I work at a state university as a Professor of Human Services and, I am a deacon at a local Baptist church. My husband, Joe, and I have been married for 35 years. In February of 2009, I became a stroke survivor! My stroke happened gradually and took three to four days before we knew that something serious was happening to me. My headache and muddled thinking sent us to our doctor. After he looked at my MRI, he said to us that I had an ischemic stroke and sent me immediately to the hospital. Fortunately, my stroke did not affect my arm and leg much except for weakness and fatigue. It still required several months of therapy, especially in speech and cognitive thinking, to help replace what I had lost. It also required a change in my life style and drugs to get my blood pressure and diabetes under control. I took a year's leave from work and gradually returned. Today, I have less administrative responsibilities beyond my teaching assignments, have learned to listen to when my body needs rest periods, lean on my Lord daily for His strength and have redefined my day to day life style. We attend a Discovery Circle support group where we have learned the motto: "To discover is to live in the present; not to dwell on what might have been or what might be, but to live with hope this day.”  My stroke was a revelation. I now live a new and different life and am thankful that my stroke has given me a new and meaningful connection to God.


All active news articles

Display of the Faces of Stroke stories does not imply National Stroke Association's endorsement of any product, treatment, service or entity. National Stroke Association strongly recommends that people ask a healthcare professional about diagnosis and treatment questions before using any product, treatment or service.
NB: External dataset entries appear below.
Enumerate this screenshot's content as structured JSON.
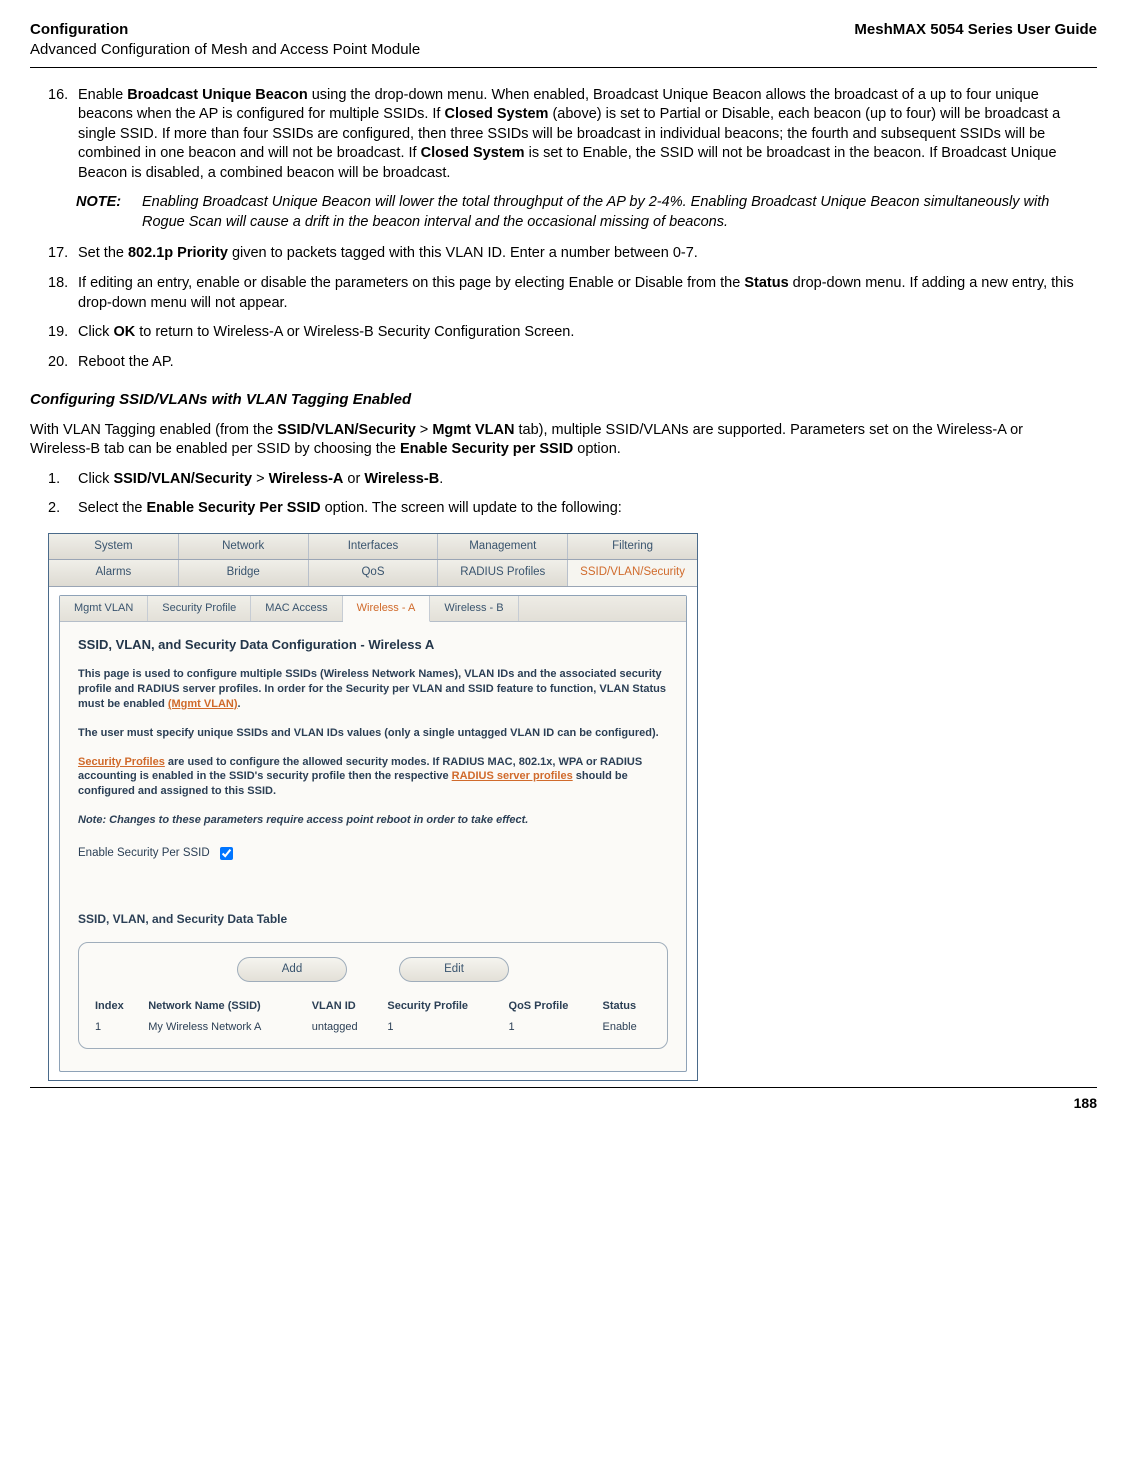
{
  "header": {
    "left_title": "Configuration",
    "left_subtitle": "Advanced Configuration of Mesh and Access Point Module",
    "right_title": "MeshMAX 5054 Series User Guide"
  },
  "footer": {
    "page_number": "188"
  },
  "steps_a": {
    "s16": {
      "num": "16.",
      "pre": "Enable ",
      "bold1": "Broadcast Unique Beacon",
      "mid1": " using the drop-down menu. When enabled, Broadcast Unique Beacon allows the broadcast of a up to four unique beacons when the AP is configured for multiple SSIDs. If ",
      "bold2": "Closed System",
      "mid2": " (above) is set to Partial or Disable, each beacon (up to four) will be broadcast a single SSID. If more than four SSIDs are configured, then three SSIDs will be broadcast in individual beacons; the fourth and subsequent SSIDs will be combined in one beacon and will not be broadcast. If ",
      "bold3": "Closed System",
      "mid3": " is set to Enable, the SSID will not be broadcast in the beacon. If Broadcast Unique Beacon is disabled, a combined beacon will be broadcast."
    },
    "note": {
      "label": "NOTE:",
      "text": "Enabling Broadcast Unique Beacon will lower the total throughput of the AP by 2-4%. Enabling Broadcast Unique Beacon simultaneously with Rogue Scan will cause a drift in the beacon interval and the occasional missing of beacons."
    },
    "s17": {
      "num": "17.",
      "pre": "Set the ",
      "bold1": "802.1p Priority",
      "post": " given to packets tagged with this VLAN ID. Enter a number between 0-7."
    },
    "s18": {
      "num": "18.",
      "pre": "If editing an entry, enable or disable the parameters on this page by electing Enable or Disable from the ",
      "bold1": "Status",
      "post": " drop-down menu. If adding a new entry, this drop-down menu will not appear."
    },
    "s19": {
      "num": "19.",
      "pre": "Click ",
      "bold1": "OK",
      "post": " to return to Wireless-A or Wireless-B Security Configuration Screen."
    },
    "s20": {
      "num": "20.",
      "text": "Reboot the AP."
    }
  },
  "section": {
    "heading": "Configuring SSID/VLANs with VLAN Tagging Enabled",
    "para": {
      "pre": "With VLAN Tagging enabled (from the ",
      "bold1": "SSID/VLAN/Security",
      "mid1": " > ",
      "bold2": "Mgmt VLAN",
      "mid2": " tab), multiple SSID/VLANs are supported. Parameters set on the Wireless-A or Wireless-B tab can be enabled per SSID by choosing the ",
      "bold3": "Enable Security per SSID",
      "post": " option."
    },
    "steps": {
      "s1": {
        "num": "1.",
        "pre": "Click ",
        "bold1": "SSID/VLAN/Security",
        "mid1": " > ",
        "bold2": "Wireless-A",
        "mid2": " or ",
        "bold3": "Wireless-B",
        "post": "."
      },
      "s2": {
        "num": "2.",
        "pre": "Select the ",
        "bold1": "Enable Security Per SSID",
        "post": " option. The screen will update to the following:"
      }
    }
  },
  "shot": {
    "outer_tabs_row1": [
      "System",
      "Network",
      "Interfaces",
      "Management",
      "Filtering"
    ],
    "outer_tabs_row2": {
      "items": [
        "Alarms",
        "Bridge",
        "QoS",
        "RADIUS Profiles",
        "SSID/VLAN/Security"
      ],
      "active_index": 4
    },
    "inner_tabs": {
      "items": [
        "Mgmt VLAN",
        "Security Profile",
        "MAC Access",
        "Wireless - A",
        "Wireless - B"
      ],
      "active_index": 3
    },
    "panel": {
      "title": "SSID, VLAN, and Security Data Configuration - Wireless A",
      "p1_pre": "This page is used to configure multiple SSIDs (Wireless Network Names), VLAN IDs and the associated security profile and RADIUS server profiles. In order for the Security per VLAN and SSID feature to function, VLAN Status must be enabled ",
      "p1_link": "(Mgmt VLAN)",
      "p1_post": ".",
      "p2": "The user must specify unique SSIDs and VLAN IDs values (only a single untagged VLAN ID can be configured).",
      "p3_link1": "Security Profiles",
      "p3_mid": " are used to configure the allowed security modes. If RADIUS MAC, 802.1x, WPA or RADIUS accounting is enabled in the SSID's security profile then the respective ",
      "p3_link2": "RADIUS server profiles",
      "p3_post": " should be configured and assigned to this SSID.",
      "note": "Note: Changes to these parameters require access point reboot in order to take effect.",
      "enable_label": "Enable Security Per SSID",
      "enable_checked": true,
      "table_title": "SSID, VLAN, and Security Data Table",
      "buttons": {
        "add": "Add",
        "edit": "Edit"
      },
      "columns": [
        "Index",
        "Network Name (SSID)",
        "VLAN ID",
        "Security Profile",
        "QoS Profile",
        "Status"
      ],
      "rows": [
        {
          "index": "1",
          "ssid": "My Wireless Network A",
          "vlan": "untagged",
          "sec": "1",
          "qos": "1",
          "status": "Enable"
        }
      ]
    }
  }
}
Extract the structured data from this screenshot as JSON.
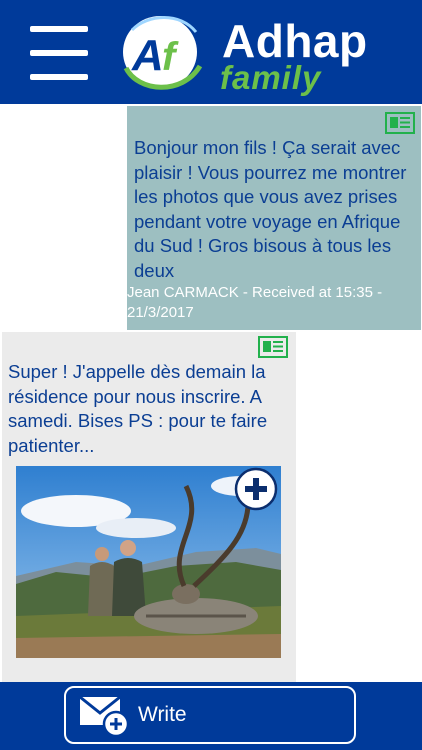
{
  "header": {
    "brand_mark": "Af",
    "brand_title": "Adhap",
    "brand_subtitle": "family",
    "colors": {
      "bar": "#003a9a",
      "accent_green": "#6cc04a"
    }
  },
  "messages": [
    {
      "text": "Bonjour mon fils ! Ça serait avec plaisir ! Vous pourrez me montrer les photos que vous avez prises pendant votre voyage en Afrique du Sud ! Gros bisous à tous les deux",
      "meta": "Jean CARMACK - Received at 15:35 - 21/3/2017",
      "icon": "newspaper-icon"
    },
    {
      "text": "Super ! J'appelle dès demain la résidence pour nous inscrire. A samedi. Bises PS : pour te faire patienter...",
      "icon": "newspaper-icon",
      "attachment_icon": "zoom-plus-icon"
    }
  ],
  "footer": {
    "write_label": "Write",
    "write_icon": "envelope-plus-icon"
  }
}
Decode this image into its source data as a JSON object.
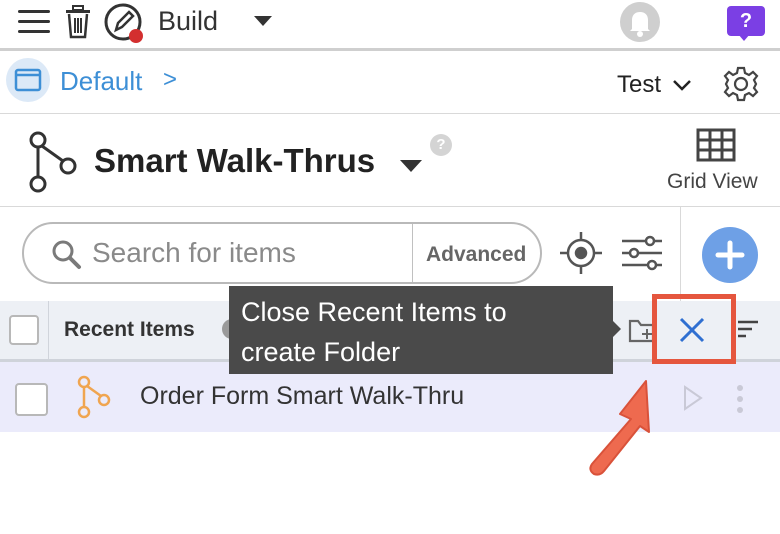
{
  "topbar": {
    "build_label": "Build",
    "help_label": "?"
  },
  "breadcrumb": {
    "label": "Default",
    "separator": ">",
    "environment": "Test"
  },
  "header": {
    "title": "Smart Walk-Thrus",
    "help_mark": "?",
    "grid_view_label": "Grid View"
  },
  "search": {
    "placeholder": "Search for items",
    "advanced_label": "Advanced"
  },
  "list": {
    "header_label": "Recent Items",
    "rows": [
      {
        "label": "Order Form Smart Walk-Thru"
      }
    ]
  },
  "tooltip": {
    "line1": "Close Recent Items to",
    "line2": "create Folder"
  },
  "colors": {
    "accent_blue": "#3d8fd6",
    "help_purple": "#7b3fe4",
    "highlight_red": "#e5563e",
    "walkthru_orange": "#f0a550",
    "close_blue": "#2f6fd1"
  }
}
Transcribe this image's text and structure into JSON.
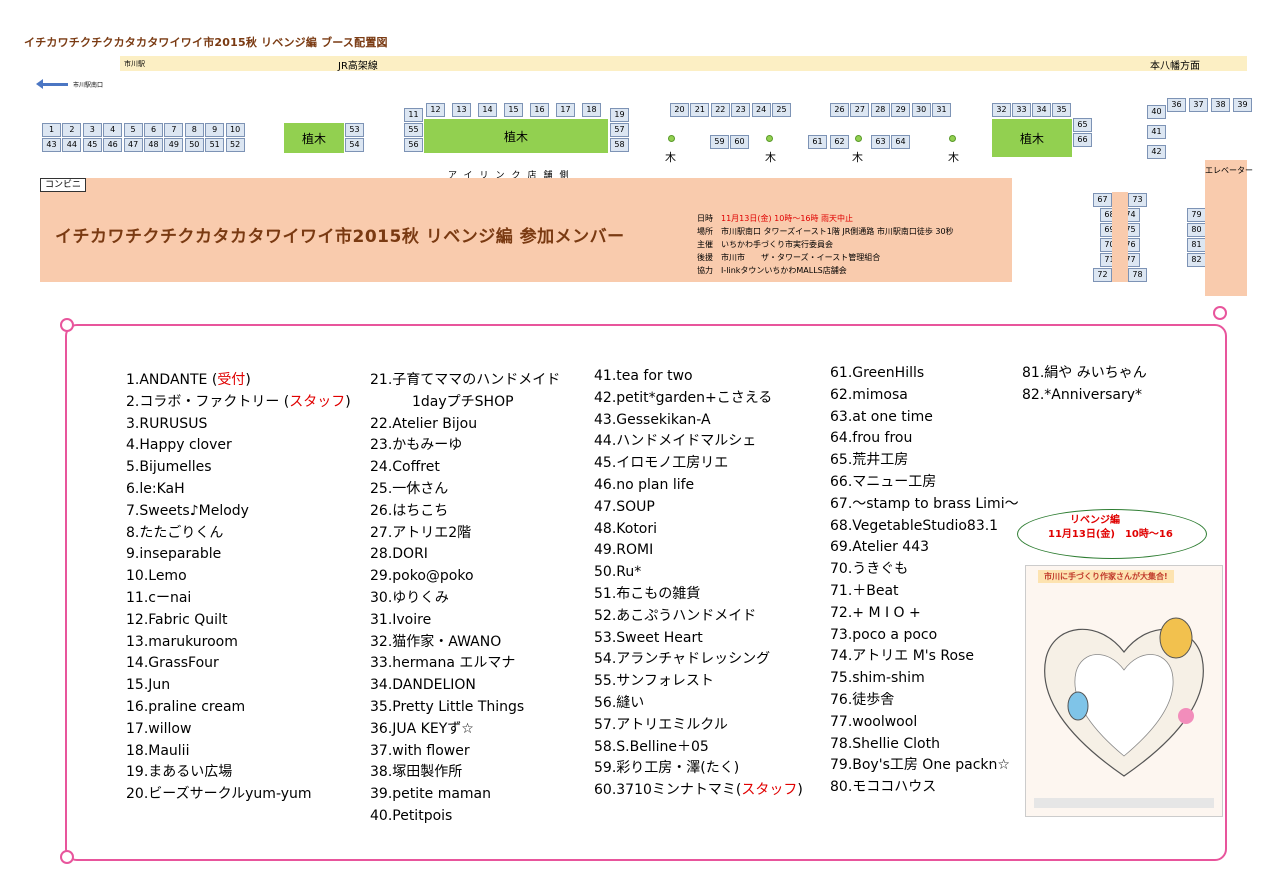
{
  "title": "イチカワチクチクカタカタワイワイ市2015秋 リベンジ編 ブース配置図",
  "rail": {
    "left": "市川駅",
    "center": "JR高架線",
    "right": "本八幡方面"
  },
  "arrow_label": "市川駅南口",
  "tree_label": "植木",
  "small_tree": "木",
  "shop_side": "アイリンク店舗側",
  "convenience": "コンビニ",
  "elevator": "エレベーター",
  "banner": {
    "title": "イチカワチクチクカタカタワイワイ市2015秋 リベンジ編 参加メンバー",
    "date_label": "日時",
    "date_value": "11月13日(金) 10時～16時 雨天中止",
    "place_label": "場所",
    "place_value": "市川駅南口 タワーズイースト1階 JR側通路 市川駅南口徒歩 30秒",
    "host_label": "主催",
    "host_value": "いちかわ手づくり市実行委員会",
    "support_label": "後援",
    "support_value": "市川市　　ザ・タワーズ・イースト管理組合",
    "coop_label": "協力",
    "coop_value": "I-linkタウンいちかわMALLS店舗会"
  },
  "booths": {
    "row_top_a": [
      "1",
      "2",
      "3",
      "4",
      "5",
      "6",
      "7",
      "8",
      "9",
      "10"
    ],
    "row_bot_a": [
      "43",
      "44",
      "45",
      "46",
      "47",
      "48",
      "49",
      "50",
      "51",
      "52"
    ],
    "b53": "53",
    "b54": "54",
    "b11": "11",
    "b55": "55",
    "b56": "56",
    "row_12_18": [
      "12",
      "13",
      "14",
      "15",
      "16",
      "17",
      "18"
    ],
    "b19": "19",
    "b57": "57",
    "b58": "58",
    "row_20_25": [
      "20",
      "21",
      "22",
      "23",
      "24",
      "25"
    ],
    "b59": "59",
    "b60": "60",
    "row_26_31": [
      "26",
      "27",
      "28",
      "29",
      "30",
      "31"
    ],
    "b61": "61",
    "b62": "62",
    "b63": "63",
    "b64": "64",
    "row_32_35": [
      "32",
      "33",
      "34",
      "35"
    ],
    "b65": "65",
    "b66": "66",
    "row_36_39": [
      "36",
      "37",
      "38",
      "39"
    ],
    "b40": "40",
    "b41": "41",
    "b42": "42",
    "b67": "67",
    "b73": "73",
    "left_col": [
      "68",
      "69",
      "70",
      "71"
    ],
    "right_col": [
      "74",
      "75",
      "76",
      "77"
    ],
    "b72": "72",
    "b78": "78",
    "right_stack": [
      "79",
      "80",
      "81",
      "82"
    ]
  },
  "members": {
    "col1": [
      {
        "t": "1.ANDANTE (",
        "r": "受付",
        "e": ")"
      },
      {
        "t": "2.コラボ・ファクトリー (",
        "r": "スタッフ",
        "e": ")"
      },
      {
        "t": "3.RURUSUS"
      },
      {
        "t": "4.Happy clover"
      },
      {
        "t": "5.Bijumelles"
      },
      {
        "t": "6.le:KaH"
      },
      {
        "t": "7.Sweets♪Melody"
      },
      {
        "t": "8.たたごりくん"
      },
      {
        "t": "9.inseparable"
      },
      {
        "t": "10.Lemo"
      },
      {
        "t": "11.cーnai"
      },
      {
        "t": "12.Fabric Quilt"
      },
      {
        "t": "13.marukuroom"
      },
      {
        "t": "14.GrassFour"
      },
      {
        "t": "15.Jun"
      },
      {
        "t": "16.praline  cream"
      },
      {
        "t": "17.willow"
      },
      {
        "t": "18.Maulii"
      },
      {
        "t": "19.まあるい広場"
      },
      {
        "t": "20.ビーズサークルyum-yum"
      }
    ],
    "col2": [
      {
        "t": "21.子育てママのハンドメイド"
      },
      {
        "t": "　　　1dayプチSHOP"
      },
      {
        "t": "22.Atelier Bijou"
      },
      {
        "t": "23.かもみーゆ"
      },
      {
        "t": "24.Coffret"
      },
      {
        "t": "25.一休さん"
      },
      {
        "t": "26.はちこち"
      },
      {
        "t": "27.アトリエ2階"
      },
      {
        "t": "28.DORI"
      },
      {
        "t": "29.poko@poko"
      },
      {
        "t": "30.ゆりくみ"
      },
      {
        "t": "31.Ivoire"
      },
      {
        "t": "32.猫作家・AWANO"
      },
      {
        "t": "33.hermana エルマナ"
      },
      {
        "t": "34.DANDELION"
      },
      {
        "t": "35.Pretty Little Things"
      },
      {
        "t": "36.JUA KEYず☆"
      },
      {
        "t": "37.with flower"
      },
      {
        "t": "38.塚田製作所"
      },
      {
        "t": "39.petite maman"
      },
      {
        "t": "40.Petitpois"
      }
    ],
    "col3": [
      {
        "t": "41.tea for two"
      },
      {
        "t": "42.petit*garden+こさえる"
      },
      {
        "t": "43.Gessekikan-A"
      },
      {
        "t": "44.ハンドメイドマルシェ"
      },
      {
        "t": "45.イロモノ工房リエ"
      },
      {
        "t": "46.no plan life"
      },
      {
        "t": "47.SOUP"
      },
      {
        "t": "48.Kotori"
      },
      {
        "t": "49.ROMI"
      },
      {
        "t": "50.Ru*"
      },
      {
        "t": "51.布こもの雑貨"
      },
      {
        "t": "52.あこぷうハンドメイド"
      },
      {
        "t": "53.Sweet Heart"
      },
      {
        "t": "54.アランチャドレッシング"
      },
      {
        "t": "55.サンフォレスト"
      },
      {
        "t": "56.縫い"
      },
      {
        "t": "57.アトリエミルクル"
      },
      {
        "t": "58.S.Belline＋05"
      },
      {
        "t": "59.彩り工房・澤(たく)"
      },
      {
        "t": "60.3710ミンナトマミ(",
        "r": "スタッフ",
        "e": ")"
      }
    ],
    "col4": [
      {
        "t": "61.GreenHills"
      },
      {
        "t": "62.mimosa"
      },
      {
        "t": "63.at one time"
      },
      {
        "t": "64.frou frou"
      },
      {
        "t": "65.荒井工房"
      },
      {
        "t": "66.マニュー工房"
      },
      {
        "t": "67.～stamp to brass Limi～"
      },
      {
        "t": "68.VegetableStudio83.1"
      },
      {
        "t": "69.Atelier 443"
      },
      {
        "t": "70.うきぐも"
      },
      {
        "t": "71.＋Beat"
      },
      {
        "t": "72.+ M I O +"
      },
      {
        "t": "73.poco a poco"
      },
      {
        "t": "74.アトリエ M's Rose"
      },
      {
        "t": "75.shim-shim"
      },
      {
        "t": "76.徒歩舎"
      },
      {
        "t": "77.woolwool"
      },
      {
        "t": "78.Shellie Cloth"
      },
      {
        "t": "79.Boy's工房 One packn☆"
      },
      {
        "t": "80.モココハウス"
      }
    ],
    "col5": [
      {
        "t": "81.絹や みいちゃん"
      },
      {
        "t": "82.*Anniversary*"
      }
    ]
  },
  "bubble": {
    "line1": "リベンジ編",
    "line2": "11月13日(金)　10時～16"
  },
  "flyer": {
    "banner": "市川に手づくり作家さんが大集合!"
  }
}
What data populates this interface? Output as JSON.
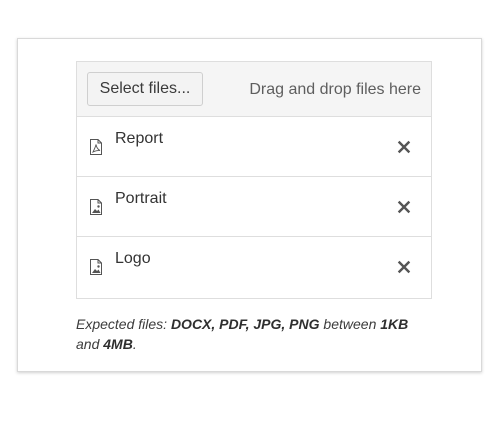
{
  "upload": {
    "select_button_label": "Select files...",
    "drop_hint": "Drag and drop files here",
    "files": [
      {
        "name": "Report",
        "icon": "pdf-file-icon"
      },
      {
        "name": "Portrait",
        "icon": "image-file-icon"
      },
      {
        "name": "Logo",
        "icon": "image-file-icon"
      }
    ],
    "remove_icon": "close-icon"
  },
  "note": {
    "prefix": "Expected files: ",
    "types": "DOCX, PDF, JPG, PNG",
    "between": " between ",
    "min_size": "1KB",
    "and": " and ",
    "max_size": "4MB",
    "suffix": "."
  },
  "colors": {
    "border": "#dedede",
    "dropzone_bg": "#f5f5f5",
    "text": "#333333",
    "icon": "#555555"
  }
}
The views expressed through the stories reflect those of the authors and do not reflect the opinion of National Stroke Association.


© 2019 National Stroke Association, All Rights Reserved. Unauthorized Use is Prohibited.